Element data from apps and pages:
--------------------------------

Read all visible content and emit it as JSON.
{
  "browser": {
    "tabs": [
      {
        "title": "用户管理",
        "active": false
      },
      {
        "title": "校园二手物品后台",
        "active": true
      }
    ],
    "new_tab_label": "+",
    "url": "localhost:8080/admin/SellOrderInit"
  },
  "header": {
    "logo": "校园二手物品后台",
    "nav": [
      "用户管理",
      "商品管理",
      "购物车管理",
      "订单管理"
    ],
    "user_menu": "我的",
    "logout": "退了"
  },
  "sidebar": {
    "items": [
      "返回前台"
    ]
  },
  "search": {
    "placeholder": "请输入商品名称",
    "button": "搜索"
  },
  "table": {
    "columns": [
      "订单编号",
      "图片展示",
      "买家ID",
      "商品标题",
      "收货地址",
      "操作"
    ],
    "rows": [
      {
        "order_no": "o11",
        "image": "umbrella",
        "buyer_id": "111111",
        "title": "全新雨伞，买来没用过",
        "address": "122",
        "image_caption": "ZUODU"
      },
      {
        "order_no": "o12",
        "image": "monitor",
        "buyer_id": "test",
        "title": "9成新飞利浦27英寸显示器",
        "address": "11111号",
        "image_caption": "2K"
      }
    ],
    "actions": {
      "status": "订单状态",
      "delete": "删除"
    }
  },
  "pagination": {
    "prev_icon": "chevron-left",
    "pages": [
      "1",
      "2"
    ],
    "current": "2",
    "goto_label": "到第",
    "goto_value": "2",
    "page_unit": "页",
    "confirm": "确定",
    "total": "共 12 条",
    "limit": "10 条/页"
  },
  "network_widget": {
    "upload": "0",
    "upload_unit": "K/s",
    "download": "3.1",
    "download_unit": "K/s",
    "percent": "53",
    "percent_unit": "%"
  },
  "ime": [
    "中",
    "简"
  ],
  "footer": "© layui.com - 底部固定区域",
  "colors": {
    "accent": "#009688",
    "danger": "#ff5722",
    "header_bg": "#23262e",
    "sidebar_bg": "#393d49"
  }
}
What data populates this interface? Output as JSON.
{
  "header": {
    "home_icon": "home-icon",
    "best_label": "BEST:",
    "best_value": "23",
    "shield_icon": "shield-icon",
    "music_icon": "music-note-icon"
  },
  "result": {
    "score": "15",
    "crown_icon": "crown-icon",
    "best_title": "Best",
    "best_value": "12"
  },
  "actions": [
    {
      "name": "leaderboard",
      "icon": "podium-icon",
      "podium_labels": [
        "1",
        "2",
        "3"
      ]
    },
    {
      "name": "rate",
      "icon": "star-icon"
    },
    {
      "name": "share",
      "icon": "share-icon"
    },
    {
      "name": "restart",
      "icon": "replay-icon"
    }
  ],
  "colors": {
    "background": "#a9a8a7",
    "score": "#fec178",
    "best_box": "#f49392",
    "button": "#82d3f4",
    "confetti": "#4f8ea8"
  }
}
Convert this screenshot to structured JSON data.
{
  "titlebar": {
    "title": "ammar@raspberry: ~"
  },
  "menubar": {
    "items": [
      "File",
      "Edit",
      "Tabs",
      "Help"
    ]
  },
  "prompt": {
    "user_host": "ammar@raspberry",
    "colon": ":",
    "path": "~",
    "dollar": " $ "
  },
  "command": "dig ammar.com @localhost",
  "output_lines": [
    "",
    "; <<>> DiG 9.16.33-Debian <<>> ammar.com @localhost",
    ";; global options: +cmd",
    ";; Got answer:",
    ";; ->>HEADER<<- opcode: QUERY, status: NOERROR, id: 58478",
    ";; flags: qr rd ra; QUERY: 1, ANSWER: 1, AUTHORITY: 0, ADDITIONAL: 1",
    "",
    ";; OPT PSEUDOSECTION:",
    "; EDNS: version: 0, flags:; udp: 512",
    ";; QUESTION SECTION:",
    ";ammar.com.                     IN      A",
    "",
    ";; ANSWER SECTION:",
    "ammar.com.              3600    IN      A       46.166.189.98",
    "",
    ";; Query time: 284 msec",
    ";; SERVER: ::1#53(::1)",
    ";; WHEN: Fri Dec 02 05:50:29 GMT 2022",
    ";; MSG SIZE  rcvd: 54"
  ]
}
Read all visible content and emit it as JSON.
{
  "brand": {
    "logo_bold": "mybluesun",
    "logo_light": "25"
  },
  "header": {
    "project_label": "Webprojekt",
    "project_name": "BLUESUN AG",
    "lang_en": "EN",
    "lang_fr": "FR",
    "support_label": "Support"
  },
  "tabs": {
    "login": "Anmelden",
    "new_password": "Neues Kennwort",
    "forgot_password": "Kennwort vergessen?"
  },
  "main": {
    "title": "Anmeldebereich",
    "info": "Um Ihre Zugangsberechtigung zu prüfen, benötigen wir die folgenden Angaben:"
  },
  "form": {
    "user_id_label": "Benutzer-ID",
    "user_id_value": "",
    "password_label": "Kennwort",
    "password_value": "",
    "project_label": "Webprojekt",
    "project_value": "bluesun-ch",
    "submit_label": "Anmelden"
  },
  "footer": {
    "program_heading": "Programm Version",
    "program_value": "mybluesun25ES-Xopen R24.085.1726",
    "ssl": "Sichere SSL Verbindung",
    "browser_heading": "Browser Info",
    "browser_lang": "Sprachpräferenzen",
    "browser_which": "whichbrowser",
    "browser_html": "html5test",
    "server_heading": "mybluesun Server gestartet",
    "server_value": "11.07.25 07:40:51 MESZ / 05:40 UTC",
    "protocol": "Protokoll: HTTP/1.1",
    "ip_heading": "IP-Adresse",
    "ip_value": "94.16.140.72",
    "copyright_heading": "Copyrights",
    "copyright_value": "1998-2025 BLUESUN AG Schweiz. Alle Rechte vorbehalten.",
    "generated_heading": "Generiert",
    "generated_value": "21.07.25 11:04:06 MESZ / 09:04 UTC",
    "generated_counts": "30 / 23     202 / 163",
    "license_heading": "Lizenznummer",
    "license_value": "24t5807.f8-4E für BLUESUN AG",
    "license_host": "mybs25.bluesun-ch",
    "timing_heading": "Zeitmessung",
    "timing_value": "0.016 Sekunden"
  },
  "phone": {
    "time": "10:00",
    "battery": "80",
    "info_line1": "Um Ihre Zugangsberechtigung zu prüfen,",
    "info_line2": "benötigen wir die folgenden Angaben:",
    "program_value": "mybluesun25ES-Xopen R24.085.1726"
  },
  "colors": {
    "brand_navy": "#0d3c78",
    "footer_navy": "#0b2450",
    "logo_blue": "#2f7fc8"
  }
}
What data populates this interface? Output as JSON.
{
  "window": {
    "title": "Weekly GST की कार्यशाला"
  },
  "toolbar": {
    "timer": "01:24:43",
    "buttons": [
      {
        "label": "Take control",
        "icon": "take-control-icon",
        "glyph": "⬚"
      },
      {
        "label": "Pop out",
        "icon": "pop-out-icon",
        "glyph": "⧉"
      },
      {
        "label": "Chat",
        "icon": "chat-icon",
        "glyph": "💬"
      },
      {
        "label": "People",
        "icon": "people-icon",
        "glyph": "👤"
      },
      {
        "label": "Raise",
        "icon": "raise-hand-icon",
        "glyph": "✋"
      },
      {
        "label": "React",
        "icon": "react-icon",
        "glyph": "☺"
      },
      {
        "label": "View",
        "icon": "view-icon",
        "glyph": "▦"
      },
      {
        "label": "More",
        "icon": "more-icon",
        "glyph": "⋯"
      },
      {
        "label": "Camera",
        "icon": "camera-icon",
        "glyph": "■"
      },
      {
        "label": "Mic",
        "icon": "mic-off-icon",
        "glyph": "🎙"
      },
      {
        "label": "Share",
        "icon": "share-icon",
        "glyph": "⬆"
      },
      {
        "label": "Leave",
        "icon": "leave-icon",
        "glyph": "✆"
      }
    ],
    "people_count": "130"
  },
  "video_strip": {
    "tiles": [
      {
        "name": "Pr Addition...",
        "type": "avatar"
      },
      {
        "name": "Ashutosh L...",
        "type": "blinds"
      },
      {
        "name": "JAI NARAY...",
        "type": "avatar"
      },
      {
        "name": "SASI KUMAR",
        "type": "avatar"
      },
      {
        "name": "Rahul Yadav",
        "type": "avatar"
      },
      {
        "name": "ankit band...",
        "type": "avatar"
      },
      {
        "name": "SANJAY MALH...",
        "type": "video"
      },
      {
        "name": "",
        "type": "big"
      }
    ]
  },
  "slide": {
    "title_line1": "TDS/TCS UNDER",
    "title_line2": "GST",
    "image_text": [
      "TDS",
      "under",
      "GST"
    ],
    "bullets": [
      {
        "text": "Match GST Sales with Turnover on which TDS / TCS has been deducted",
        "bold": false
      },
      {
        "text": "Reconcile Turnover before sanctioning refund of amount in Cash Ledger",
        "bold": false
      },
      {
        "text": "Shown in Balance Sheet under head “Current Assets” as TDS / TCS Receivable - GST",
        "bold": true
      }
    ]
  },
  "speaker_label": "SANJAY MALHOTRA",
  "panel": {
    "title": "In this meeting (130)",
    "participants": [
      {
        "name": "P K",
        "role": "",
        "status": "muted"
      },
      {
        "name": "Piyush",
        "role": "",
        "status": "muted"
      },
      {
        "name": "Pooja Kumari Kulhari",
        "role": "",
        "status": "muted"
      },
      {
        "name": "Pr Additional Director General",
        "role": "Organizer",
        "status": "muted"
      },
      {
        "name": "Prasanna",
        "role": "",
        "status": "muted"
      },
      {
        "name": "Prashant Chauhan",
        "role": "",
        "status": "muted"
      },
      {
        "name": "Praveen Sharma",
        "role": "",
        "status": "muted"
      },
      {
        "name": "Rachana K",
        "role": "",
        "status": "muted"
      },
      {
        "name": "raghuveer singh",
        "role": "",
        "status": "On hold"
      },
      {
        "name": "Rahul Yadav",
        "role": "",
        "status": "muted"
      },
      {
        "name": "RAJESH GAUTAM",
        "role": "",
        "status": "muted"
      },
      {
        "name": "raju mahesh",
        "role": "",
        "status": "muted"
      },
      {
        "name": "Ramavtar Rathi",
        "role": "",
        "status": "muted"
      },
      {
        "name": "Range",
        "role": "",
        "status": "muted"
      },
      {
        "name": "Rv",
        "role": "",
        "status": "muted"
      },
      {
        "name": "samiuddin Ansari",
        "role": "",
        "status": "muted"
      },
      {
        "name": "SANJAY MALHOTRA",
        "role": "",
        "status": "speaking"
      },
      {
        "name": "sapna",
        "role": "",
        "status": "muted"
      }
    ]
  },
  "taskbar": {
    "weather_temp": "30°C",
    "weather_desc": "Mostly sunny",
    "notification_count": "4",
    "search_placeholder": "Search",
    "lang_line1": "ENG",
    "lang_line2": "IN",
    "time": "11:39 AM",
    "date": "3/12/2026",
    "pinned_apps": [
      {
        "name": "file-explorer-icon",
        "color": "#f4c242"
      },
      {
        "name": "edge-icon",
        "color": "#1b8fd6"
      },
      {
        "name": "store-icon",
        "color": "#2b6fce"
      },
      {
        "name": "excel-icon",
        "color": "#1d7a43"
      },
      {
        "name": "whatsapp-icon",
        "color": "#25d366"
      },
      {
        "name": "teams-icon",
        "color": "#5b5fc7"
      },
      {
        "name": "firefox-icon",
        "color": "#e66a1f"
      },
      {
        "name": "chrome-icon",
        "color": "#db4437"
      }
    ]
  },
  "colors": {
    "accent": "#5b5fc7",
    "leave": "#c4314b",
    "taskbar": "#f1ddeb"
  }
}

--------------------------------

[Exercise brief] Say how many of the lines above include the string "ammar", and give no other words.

[Solution] 6